> _WORK REQUIRED_:
Please say how many lines in the records contain the word "Momentum", giving only the number.

(Extracted records)
───

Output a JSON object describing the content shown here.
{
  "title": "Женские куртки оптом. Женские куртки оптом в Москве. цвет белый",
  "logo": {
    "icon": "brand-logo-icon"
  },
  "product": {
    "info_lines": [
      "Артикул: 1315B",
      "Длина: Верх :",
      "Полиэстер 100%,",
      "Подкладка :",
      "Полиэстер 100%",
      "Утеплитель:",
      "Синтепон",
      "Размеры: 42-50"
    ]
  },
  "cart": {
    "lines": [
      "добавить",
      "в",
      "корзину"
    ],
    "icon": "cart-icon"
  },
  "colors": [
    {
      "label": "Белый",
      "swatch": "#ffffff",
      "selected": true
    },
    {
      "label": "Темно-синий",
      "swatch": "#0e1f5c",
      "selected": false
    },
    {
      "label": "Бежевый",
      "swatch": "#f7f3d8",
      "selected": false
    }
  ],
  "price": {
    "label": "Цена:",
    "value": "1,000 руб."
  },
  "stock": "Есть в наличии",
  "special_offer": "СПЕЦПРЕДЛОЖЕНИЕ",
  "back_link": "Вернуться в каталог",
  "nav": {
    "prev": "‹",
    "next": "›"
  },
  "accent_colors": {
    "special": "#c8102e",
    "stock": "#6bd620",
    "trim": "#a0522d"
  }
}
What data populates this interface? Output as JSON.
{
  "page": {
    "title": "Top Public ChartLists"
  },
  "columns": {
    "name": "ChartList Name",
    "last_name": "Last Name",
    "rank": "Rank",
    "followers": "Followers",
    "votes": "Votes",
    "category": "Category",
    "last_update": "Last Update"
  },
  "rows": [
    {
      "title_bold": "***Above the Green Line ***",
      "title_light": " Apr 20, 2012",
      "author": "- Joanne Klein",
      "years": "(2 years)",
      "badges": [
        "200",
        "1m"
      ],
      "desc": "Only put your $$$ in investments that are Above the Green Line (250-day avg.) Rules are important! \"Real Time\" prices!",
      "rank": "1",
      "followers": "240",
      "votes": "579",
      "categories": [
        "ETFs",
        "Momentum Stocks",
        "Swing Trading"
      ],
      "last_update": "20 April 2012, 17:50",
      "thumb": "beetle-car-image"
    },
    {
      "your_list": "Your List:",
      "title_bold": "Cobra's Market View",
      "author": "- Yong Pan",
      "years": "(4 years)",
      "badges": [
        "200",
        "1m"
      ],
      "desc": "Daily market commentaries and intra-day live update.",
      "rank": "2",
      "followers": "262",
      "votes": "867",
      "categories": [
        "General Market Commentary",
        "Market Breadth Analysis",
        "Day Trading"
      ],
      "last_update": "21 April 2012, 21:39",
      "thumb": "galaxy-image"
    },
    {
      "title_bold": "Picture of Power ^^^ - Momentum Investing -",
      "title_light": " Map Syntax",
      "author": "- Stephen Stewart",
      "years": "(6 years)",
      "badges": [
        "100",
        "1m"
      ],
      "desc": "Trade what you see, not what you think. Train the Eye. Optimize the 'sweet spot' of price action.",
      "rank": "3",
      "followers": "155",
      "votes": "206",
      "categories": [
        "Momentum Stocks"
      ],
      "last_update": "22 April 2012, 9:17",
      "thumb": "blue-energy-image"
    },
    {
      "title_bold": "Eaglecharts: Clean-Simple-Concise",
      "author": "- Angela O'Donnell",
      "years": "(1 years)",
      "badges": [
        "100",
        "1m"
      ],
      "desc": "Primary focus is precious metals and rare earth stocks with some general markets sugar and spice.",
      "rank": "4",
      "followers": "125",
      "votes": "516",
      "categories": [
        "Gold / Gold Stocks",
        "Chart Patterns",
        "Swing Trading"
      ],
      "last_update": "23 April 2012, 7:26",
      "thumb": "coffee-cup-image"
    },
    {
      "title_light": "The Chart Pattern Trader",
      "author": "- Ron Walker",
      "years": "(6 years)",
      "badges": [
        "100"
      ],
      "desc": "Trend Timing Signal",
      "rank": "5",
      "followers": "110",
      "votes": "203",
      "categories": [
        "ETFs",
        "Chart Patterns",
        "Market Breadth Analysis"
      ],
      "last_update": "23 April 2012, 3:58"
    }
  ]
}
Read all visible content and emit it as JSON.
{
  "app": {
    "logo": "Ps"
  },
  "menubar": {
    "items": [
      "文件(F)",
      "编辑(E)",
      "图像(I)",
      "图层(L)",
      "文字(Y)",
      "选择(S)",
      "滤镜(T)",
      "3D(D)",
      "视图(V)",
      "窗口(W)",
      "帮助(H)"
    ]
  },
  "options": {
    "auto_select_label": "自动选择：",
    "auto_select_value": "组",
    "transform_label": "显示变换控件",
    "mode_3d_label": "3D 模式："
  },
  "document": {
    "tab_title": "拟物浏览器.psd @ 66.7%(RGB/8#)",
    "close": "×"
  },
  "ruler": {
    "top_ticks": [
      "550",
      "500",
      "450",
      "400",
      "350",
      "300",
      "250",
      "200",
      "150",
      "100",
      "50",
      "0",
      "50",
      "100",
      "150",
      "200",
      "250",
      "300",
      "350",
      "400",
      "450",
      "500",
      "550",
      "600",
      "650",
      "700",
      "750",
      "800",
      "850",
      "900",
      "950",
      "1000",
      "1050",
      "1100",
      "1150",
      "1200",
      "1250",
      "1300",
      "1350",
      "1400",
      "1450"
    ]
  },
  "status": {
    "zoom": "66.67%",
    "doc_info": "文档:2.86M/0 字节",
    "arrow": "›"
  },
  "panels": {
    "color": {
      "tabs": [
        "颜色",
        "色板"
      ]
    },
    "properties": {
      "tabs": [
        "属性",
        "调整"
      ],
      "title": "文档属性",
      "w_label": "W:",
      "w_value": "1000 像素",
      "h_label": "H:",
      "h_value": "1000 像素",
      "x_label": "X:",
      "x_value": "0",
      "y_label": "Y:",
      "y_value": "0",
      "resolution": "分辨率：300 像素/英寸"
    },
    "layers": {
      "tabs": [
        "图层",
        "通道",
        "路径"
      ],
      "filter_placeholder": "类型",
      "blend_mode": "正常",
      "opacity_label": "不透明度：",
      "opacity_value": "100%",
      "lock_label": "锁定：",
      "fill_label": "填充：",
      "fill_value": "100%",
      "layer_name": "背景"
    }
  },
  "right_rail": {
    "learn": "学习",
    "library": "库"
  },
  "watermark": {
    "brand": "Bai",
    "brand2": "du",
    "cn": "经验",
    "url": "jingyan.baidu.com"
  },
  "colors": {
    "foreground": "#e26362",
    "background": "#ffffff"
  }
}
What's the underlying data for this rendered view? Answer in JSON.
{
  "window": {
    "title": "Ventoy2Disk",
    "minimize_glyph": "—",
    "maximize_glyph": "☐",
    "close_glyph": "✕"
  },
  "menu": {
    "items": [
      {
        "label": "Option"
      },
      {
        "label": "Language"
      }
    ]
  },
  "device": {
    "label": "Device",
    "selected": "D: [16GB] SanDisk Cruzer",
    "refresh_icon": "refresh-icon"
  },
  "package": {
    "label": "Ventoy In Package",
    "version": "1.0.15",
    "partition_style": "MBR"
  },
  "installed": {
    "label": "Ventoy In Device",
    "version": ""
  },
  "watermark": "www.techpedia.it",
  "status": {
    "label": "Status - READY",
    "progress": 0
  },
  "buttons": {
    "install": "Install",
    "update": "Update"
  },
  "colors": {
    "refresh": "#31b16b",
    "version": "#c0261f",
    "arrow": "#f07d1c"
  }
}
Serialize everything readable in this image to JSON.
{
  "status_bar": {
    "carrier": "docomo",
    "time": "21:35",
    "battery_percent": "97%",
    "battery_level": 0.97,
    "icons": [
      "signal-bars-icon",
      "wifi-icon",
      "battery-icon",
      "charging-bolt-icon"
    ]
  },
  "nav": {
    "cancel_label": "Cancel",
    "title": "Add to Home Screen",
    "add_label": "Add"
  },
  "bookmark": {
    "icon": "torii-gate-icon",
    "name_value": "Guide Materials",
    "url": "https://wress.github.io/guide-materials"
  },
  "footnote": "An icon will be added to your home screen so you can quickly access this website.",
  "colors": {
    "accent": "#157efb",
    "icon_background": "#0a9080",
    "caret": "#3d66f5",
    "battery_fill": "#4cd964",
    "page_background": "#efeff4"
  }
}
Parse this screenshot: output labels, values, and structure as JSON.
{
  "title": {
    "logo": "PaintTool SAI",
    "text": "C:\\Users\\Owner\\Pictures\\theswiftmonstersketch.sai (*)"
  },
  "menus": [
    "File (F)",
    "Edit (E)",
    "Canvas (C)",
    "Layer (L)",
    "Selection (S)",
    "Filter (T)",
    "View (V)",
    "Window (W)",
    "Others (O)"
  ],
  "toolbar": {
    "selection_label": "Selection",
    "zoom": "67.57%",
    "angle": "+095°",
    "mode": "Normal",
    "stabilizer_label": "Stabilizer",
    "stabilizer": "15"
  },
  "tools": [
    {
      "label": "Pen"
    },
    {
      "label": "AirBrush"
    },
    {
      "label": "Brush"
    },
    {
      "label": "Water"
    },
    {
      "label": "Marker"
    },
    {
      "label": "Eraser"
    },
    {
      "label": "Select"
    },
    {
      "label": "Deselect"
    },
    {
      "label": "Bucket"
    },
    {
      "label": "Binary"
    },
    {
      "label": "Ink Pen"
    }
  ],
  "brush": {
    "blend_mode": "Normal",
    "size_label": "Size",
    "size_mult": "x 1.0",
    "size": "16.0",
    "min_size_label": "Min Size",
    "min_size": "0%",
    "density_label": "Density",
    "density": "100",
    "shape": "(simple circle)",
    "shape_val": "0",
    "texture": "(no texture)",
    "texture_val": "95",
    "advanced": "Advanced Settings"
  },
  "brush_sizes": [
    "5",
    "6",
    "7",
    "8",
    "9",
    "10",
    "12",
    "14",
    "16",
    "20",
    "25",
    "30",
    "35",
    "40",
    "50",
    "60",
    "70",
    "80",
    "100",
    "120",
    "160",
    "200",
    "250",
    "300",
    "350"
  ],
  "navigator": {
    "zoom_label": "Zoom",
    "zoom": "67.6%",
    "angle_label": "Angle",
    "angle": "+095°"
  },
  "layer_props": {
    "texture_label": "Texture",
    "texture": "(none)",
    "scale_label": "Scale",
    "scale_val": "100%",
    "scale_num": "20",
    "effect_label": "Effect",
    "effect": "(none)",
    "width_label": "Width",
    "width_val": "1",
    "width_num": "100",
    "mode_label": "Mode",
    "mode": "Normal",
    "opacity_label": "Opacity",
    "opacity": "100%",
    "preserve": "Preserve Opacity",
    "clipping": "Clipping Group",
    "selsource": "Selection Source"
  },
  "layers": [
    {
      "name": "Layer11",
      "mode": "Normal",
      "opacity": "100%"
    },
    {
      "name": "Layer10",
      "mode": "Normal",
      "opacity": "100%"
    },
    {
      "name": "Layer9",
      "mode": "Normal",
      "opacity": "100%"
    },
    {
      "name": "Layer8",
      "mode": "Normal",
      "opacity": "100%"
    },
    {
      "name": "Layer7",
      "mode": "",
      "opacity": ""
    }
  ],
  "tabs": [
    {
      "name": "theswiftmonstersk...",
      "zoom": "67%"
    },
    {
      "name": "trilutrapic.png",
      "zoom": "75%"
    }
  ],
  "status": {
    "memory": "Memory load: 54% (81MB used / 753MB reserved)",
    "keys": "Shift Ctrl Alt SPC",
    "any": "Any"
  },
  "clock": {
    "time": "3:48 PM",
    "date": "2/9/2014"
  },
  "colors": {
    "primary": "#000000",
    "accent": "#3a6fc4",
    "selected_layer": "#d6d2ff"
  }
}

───

> _EXERCISE OUTPUT_:
3